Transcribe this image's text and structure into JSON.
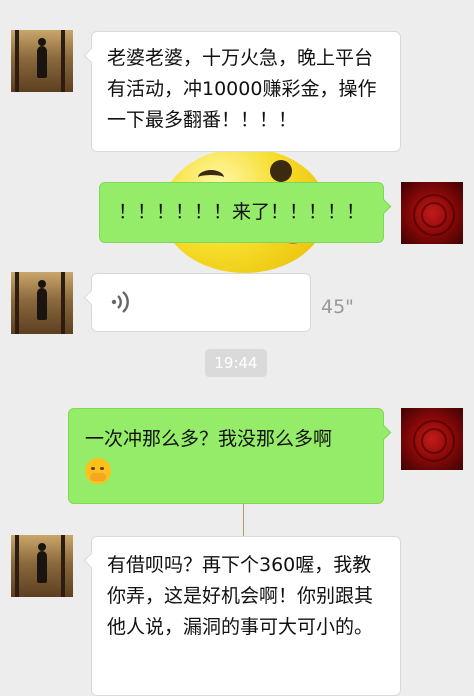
{
  "chat": {
    "messages": [
      {
        "sender": "left",
        "type": "text",
        "text": "老婆老婆，十万火急，晚上平台有活动，冲10000赚彩金，操作一下最多翻番！！！！"
      },
      {
        "sender": "right",
        "type": "text",
        "text": "！！！！！！来了！！！！！"
      },
      {
        "sender": "left",
        "type": "voice",
        "duration": "45\""
      },
      {
        "sender": "right",
        "type": "text",
        "text": "一次冲那么多？我没那么多啊",
        "emoji": "hugging-face-emoji"
      },
      {
        "sender": "left",
        "type": "text",
        "text": "有借呗吗？再下个360喔，我教你弄，这是好机会啊！你别跟其他人说，漏洞的事可大可小的。"
      }
    ],
    "timestamp": "19:44"
  },
  "colors": {
    "background": "#ededed",
    "sent_bubble": "#95ec69",
    "received_bubble": "#ffffff"
  }
}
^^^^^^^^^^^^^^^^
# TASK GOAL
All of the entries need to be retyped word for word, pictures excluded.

# EXERCISE SOLUTION
Transcribe this image's text and structure into JSON.
{
  "chat": {
    "messages": [
      {
        "sender": "left",
        "type": "text",
        "text": "老婆老婆，十万火急，晚上平台有活动，冲10000赚彩金，操作一下最多翻番！！！！"
      },
      {
        "sender": "right",
        "type": "text",
        "text": "！！！！！！来了！！！！！"
      },
      {
        "sender": "left",
        "type": "voice",
        "duration": "45\""
      },
      {
        "sender": "right",
        "type": "text",
        "text": "一次冲那么多？我没那么多啊",
        "emoji": "hugging-face-emoji"
      },
      {
        "sender": "left",
        "type": "text",
        "text": "有借呗吗？再下个360喔，我教你弄，这是好机会啊！你别跟其他人说，漏洞的事可大可小的。"
      }
    ],
    "timestamp": "19:44"
  },
  "colors": {
    "background": "#ededed",
    "sent_bubble": "#95ec69",
    "received_bubble": "#ffffff"
  }
}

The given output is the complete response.